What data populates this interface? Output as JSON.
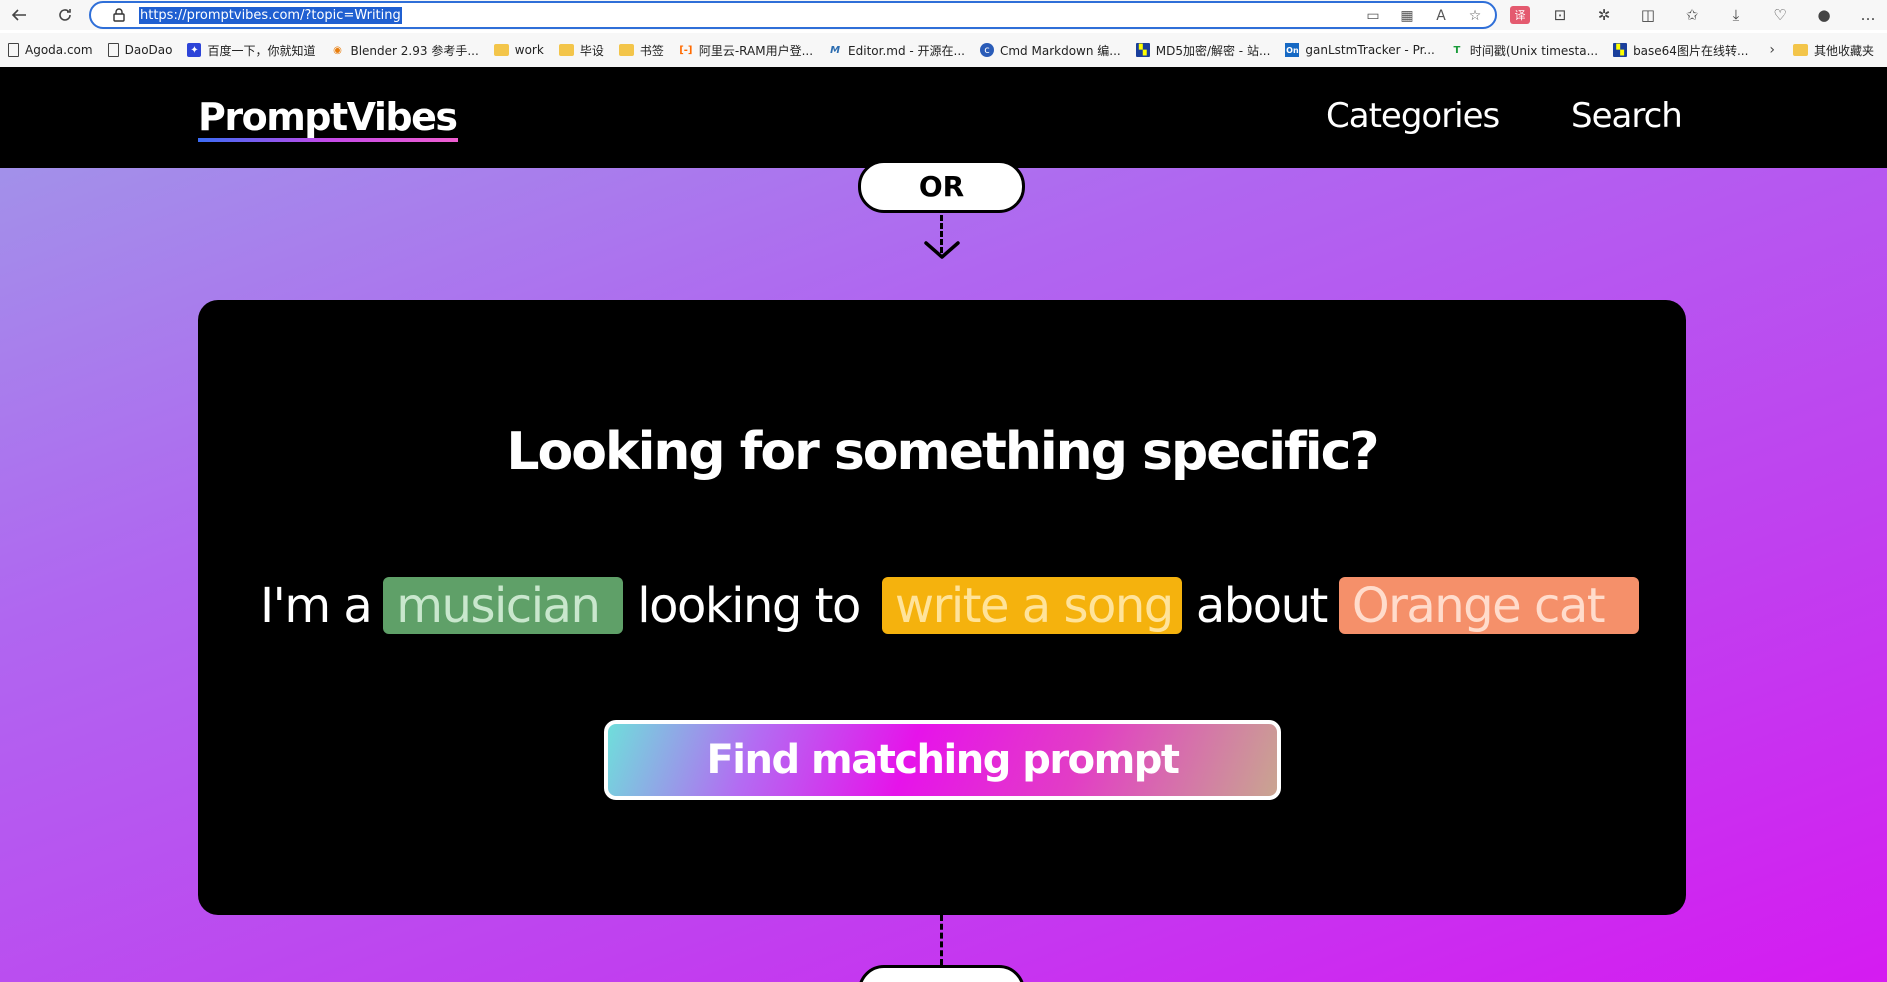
{
  "browser": {
    "url": "https://promptvibes.com/?topic=Writing",
    "bookmarks": [
      {
        "label": "Agoda.com",
        "icon": "page-icon"
      },
      {
        "label": "DaoDao",
        "icon": "page-icon"
      },
      {
        "label": "百度一下，你就知道",
        "icon": "baidu-icon"
      },
      {
        "label": "Blender 2.93 参考手...",
        "icon": "blender-icon"
      },
      {
        "label": "work",
        "icon": "folder-icon"
      },
      {
        "label": "毕设",
        "icon": "folder-icon"
      },
      {
        "label": "书签",
        "icon": "folder-icon"
      },
      {
        "label": "阿里云-RAM用户登...",
        "icon": "aliyun-icon"
      },
      {
        "label": "Editor.md - 开源在...",
        "icon": "editor-icon"
      },
      {
        "label": "Cmd Markdown 编...",
        "icon": "cmd-icon"
      },
      {
        "label": "MD5加密/解密 - 站...",
        "icon": "md5-icon"
      },
      {
        "label": "ganLstmTracker - Pr...",
        "icon": "on-icon"
      },
      {
        "label": "时间戳(Unix timesta...",
        "icon": "timestamp-icon"
      },
      {
        "label": "base64图片在线转...",
        "icon": "base64-icon"
      },
      {
        "label": "其他收藏夹",
        "icon": "folder-icon"
      }
    ]
  },
  "header": {
    "logo": "PromptVibes",
    "nav": {
      "categories": "Categories",
      "search": "Search"
    }
  },
  "flow": {
    "or_label": "OR"
  },
  "finder": {
    "title": "Looking for something specific?",
    "sentence": {
      "prefix": "I'm a",
      "role": "musician",
      "middle": "looking to",
      "task": "write a song",
      "connector": "about",
      "topic": "Orange cat"
    },
    "button": "Find matching prompt"
  },
  "colors": {
    "role_chip": "#5fa068",
    "task_chip": "#f5b20d",
    "topic_chip": "#f5906a"
  }
}
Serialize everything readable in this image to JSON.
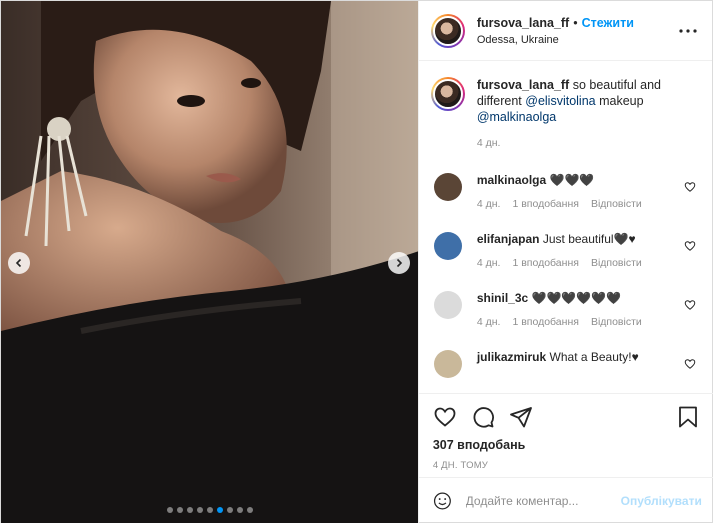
{
  "post": {
    "username": "fursova_lana_ff",
    "separator": "•",
    "follow_label": "Стежити",
    "location": "Odessa, Ukraine",
    "caption": {
      "username": "fursova_lana_ff",
      "text_before": " so beautiful and different ",
      "mention1": "@elisvitolina",
      "text_middle": " makeup ",
      "mention2": "@malkinaolga",
      "time": "4 дн."
    },
    "carousel": {
      "slide_count": 9,
      "active_index": 5
    },
    "likes_label": "307 вподобань",
    "post_time": "4 ДН. ТОМУ"
  },
  "comments": [
    {
      "user": "malkinaolga",
      "text": "🖤🖤🖤",
      "time": "4 дн.",
      "likes": "1 вподобання",
      "reply": "Відповісти",
      "avatar_color": "#5a4536"
    },
    {
      "user": "elifanjapan",
      "text": "Just beautiful🖤♥",
      "time": "4 дн.",
      "likes": "1 вподобання",
      "reply": "Відповісти",
      "avatar_color": "#3f6fa8"
    },
    {
      "user": "shinil_3c",
      "text": "🖤🖤🖤🖤🖤🖤",
      "time": "4 дн.",
      "likes": "1 вподобання",
      "reply": "Відповісти",
      "avatar_color": "#dbdbdb"
    },
    {
      "user": "julikazmiruk",
      "text": "What a Beauty!♥",
      "time": "",
      "likes": "",
      "reply": "",
      "avatar_color": "#c9b89a"
    }
  ],
  "comment_input": {
    "placeholder": "Додайте коментар...",
    "publish_label": "Опублікувати"
  },
  "colors": {
    "accent": "#0095f6",
    "publish_disabled": "#b2dffc",
    "muted": "#8e8e8e",
    "border": "#efefef"
  },
  "icons": [
    "more-icon",
    "chevron-left-icon",
    "chevron-right-icon",
    "heart-icon",
    "comment-icon",
    "share-icon",
    "bookmark-icon",
    "emoji-icon"
  ]
}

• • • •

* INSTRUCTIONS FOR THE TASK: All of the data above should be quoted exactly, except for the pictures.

* YOUR RESPONSE:
What data populates this interface? Output as JSON.
{
  "browser": {
    "url": "https://promptvibes.com/?topic=Writing",
    "bookmarks": [
      {
        "label": "Agoda.com",
        "icon": "page-icon"
      },
      {
        "label": "DaoDao",
        "icon": "page-icon"
      },
      {
        "label": "百度一下，你就知道",
        "icon": "baidu-icon"
      },
      {
        "label": "Blender 2.93 参考手...",
        "icon": "blender-icon"
      },
      {
        "label": "work",
        "icon": "folder-icon"
      },
      {
        "label": "毕设",
        "icon": "folder-icon"
      },
      {
        "label": "书签",
        "icon": "folder-icon"
      },
      {
        "label": "阿里云-RAM用户登...",
        "icon": "aliyun-icon"
      },
      {
        "label": "Editor.md - 开源在...",
        "icon": "editor-icon"
      },
      {
        "label": "Cmd Markdown 编...",
        "icon": "cmd-icon"
      },
      {
        "label": "MD5加密/解密 - 站...",
        "icon": "md5-icon"
      },
      {
        "label": "ganLstmTracker - Pr...",
        "icon": "on-icon"
      },
      {
        "label": "时间戳(Unix timesta...",
        "icon": "timestamp-icon"
      },
      {
        "label": "base64图片在线转...",
        "icon": "base64-icon"
      },
      {
        "label": "其他收藏夹",
        "icon": "folder-icon"
      }
    ]
  },
  "header": {
    "logo": "PromptVibes",
    "nav": {
      "categories": "Categories",
      "search": "Search"
    }
  },
  "flow": {
    "or_label": "OR"
  },
  "finder": {
    "title": "Looking for something specific?",
    "sentence": {
      "prefix": "I'm a",
      "role": "musician",
      "middle": "looking to",
      "task": "write a song",
      "connector": "about",
      "topic": "Orange cat"
    },
    "button": "Find matching prompt"
  },
  "colors": {
    "role_chip": "#5fa068",
    "task_chip": "#f5b20d",
    "topic_chip": "#f5906a"
  }
}
Serialize everything readable in this image to JSON.
{
  "post": {
    "username": "fursova_lana_ff",
    "separator": "•",
    "follow_label": "Стежити",
    "location": "Odessa, Ukraine",
    "caption": {
      "username": "fursova_lana_ff",
      "text_before": " so beautiful and different ",
      "mention1": "@elisvitolina",
      "text_middle": " makeup ",
      "mention2": "@malkinaolga",
      "time": "4 дн."
    },
    "carousel": {
      "slide_count": 9,
      "active_index": 5
    },
    "likes_label": "307 вподобань",
    "post_time": "4 ДН. ТОМУ"
  },
  "comments": [
    {
      "user": "malkinaolga",
      "text": "🖤🖤🖤",
      "time": "4 дн.",
      "likes": "1 вподобання",
      "reply": "Відповісти",
      "avatar_color": "#5a4536"
    },
    {
      "user": "elifanjapan",
      "text": "Just beautiful🖤♥",
      "time": "4 дн.",
      "likes": "1 вподобання",
      "reply": "Відповісти",
      "avatar_color": "#3f6fa8"
    },
    {
      "user": "shinil_3c",
      "text": "🖤🖤🖤🖤🖤🖤",
      "time": "4 дн.",
      "likes": "1 вподобання",
      "reply": "Відповісти",
      "avatar_color": "#dbdbdb"
    },
    {
      "user": "julikazmiruk",
      "text": "What a Beauty!♥",
      "time": "",
      "likes": "",
      "reply": "",
      "avatar_color": "#c9b89a"
    }
  ],
  "comment_input": {
    "placeholder": "Додайте коментар...",
    "publish_label": "Опублікувати"
  },
  "colors": {
    "accent": "#0095f6",
    "publish_disabled": "#b2dffc",
    "muted": "#8e8e8e",
    "border": "#efefef"
  },
  "icons": [
    "more-icon",
    "chevron-left-icon",
    "chevron-right-icon",
    "heart-icon",
    "comment-icon",
    "share-icon",
    "bookmark-icon",
    "emoji-icon"
  ]
}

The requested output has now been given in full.